Editor’s note: These remarks were delivered at the Williston Northampton School’s Senior Dinner on May 10, 2013, by history and global studies teacher Peter Gunn.
I am grateful to be part of a community defined by the devotion of Robert Ward, the kindness of Dan and Jane Carpenter and by the goodness of the Class of 2013. While I never knew Bob Ward personally, his conviction that people can do good well compels me as much as Abraham Lincoln’s faith in government by the people and Elizabeth Cady Stanton’s belief that all women and men are created equal. We don’t need to know someone to share their vision—great ideas can bridge and bind generations.
Editor’s Note: Peter Gunn, history and global studies teacher, presented the following during the Cum Laude Society Induction Ceremony on Friday, January 11.
We gather this morning to honor ten seniors who we will induct into the Cum Laude Society. We celebrate their academic accomplishment and, in so doing, the fundamental mission of the Williston Northampton School. Think of this as the academic counterpart to the Athletic Awards – only for the best of the best.
The Cum Laude Society is a national Honor Society modeled on Phi Beta Kappa. Williston Academy joined the society in 1921. The Northampton School for Girls received its charter in 1951. In 1971 the society granted the merged Williston Northampton School a new charter. Membership into the Cum Laude Society is the highest academic award that Williston Northampton can bestow.
Presented by history and global studies teacher Peter Gunn during The Williston Northampton School’s all-school meeting on September 19, 2012.
Good morning. A few of you have already heard what I am about to share, but I believe the two anniversaries of this week deserve a wider audience—and a moment of silent reflection and appreciation in our community.
On September 17th, 1787 thirty-seven American delegates signed the US Constitution and sent it to the states for ratification by convention. Rarely are countries born out of and built upon a set of ideas. The United States is one such country. While less familiar to our ear than Thomas Jefferson’s affirmation in the Declaration of Independence “that all men are created equal”, the preamble written by James Madison includes a sweeping expression of American ideals:
We the People of the United States, in Order to form a more perfect Union, establish Justice, insure domestic Tranquility, provide for the common defense, promote the general Welfare, and secure the Blessings of Liberty to ourselves and our Posterity, do ordain and establish this Constitution for the United States of America.

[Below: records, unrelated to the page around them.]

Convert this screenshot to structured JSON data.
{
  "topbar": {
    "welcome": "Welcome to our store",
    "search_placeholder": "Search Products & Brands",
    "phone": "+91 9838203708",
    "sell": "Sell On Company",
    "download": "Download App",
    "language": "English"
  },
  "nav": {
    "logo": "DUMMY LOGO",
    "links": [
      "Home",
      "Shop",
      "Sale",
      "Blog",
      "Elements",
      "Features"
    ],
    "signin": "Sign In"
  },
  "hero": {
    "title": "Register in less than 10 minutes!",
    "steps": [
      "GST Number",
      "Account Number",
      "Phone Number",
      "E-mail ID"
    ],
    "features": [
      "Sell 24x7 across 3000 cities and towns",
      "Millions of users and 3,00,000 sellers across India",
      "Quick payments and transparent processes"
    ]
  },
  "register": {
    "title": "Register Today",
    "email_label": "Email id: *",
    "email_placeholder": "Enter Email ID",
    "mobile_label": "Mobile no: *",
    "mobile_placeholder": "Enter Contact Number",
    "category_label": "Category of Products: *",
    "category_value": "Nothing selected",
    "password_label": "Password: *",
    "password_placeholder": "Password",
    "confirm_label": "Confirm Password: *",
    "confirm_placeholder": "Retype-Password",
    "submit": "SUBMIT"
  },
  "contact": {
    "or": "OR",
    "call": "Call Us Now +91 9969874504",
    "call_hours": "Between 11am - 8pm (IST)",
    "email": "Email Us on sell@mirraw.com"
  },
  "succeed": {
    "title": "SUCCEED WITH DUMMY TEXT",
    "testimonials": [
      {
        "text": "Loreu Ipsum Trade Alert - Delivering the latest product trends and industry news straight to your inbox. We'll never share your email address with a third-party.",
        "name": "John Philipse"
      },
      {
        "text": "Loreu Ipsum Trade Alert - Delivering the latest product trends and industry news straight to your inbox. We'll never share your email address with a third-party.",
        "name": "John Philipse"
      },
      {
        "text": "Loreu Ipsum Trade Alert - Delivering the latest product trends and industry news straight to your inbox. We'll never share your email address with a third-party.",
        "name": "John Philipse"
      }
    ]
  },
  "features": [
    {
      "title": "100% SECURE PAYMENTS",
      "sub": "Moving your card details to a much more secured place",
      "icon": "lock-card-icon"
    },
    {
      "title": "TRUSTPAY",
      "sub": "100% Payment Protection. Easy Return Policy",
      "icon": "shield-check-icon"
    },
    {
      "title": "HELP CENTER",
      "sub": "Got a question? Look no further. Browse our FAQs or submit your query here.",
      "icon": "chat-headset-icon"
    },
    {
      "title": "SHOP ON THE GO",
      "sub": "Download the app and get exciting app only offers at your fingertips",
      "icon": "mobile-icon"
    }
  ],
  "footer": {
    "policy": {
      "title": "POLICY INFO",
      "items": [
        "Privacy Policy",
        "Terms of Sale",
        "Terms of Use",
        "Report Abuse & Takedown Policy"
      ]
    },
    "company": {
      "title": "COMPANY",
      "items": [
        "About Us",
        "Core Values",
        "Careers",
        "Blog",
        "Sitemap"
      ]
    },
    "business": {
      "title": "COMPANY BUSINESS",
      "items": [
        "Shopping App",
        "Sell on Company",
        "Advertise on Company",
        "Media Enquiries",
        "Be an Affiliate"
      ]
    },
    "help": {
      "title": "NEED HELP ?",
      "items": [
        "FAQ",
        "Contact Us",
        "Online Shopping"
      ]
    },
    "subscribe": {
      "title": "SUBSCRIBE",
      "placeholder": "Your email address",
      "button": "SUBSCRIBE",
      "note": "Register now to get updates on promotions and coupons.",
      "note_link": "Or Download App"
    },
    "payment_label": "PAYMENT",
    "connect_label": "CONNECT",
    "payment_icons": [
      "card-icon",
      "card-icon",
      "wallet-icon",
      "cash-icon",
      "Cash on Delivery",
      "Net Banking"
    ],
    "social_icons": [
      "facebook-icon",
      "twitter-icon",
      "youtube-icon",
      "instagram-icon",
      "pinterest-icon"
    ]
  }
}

Over the past 225 years this document has served our nation well and contributed to positive political developments around the world.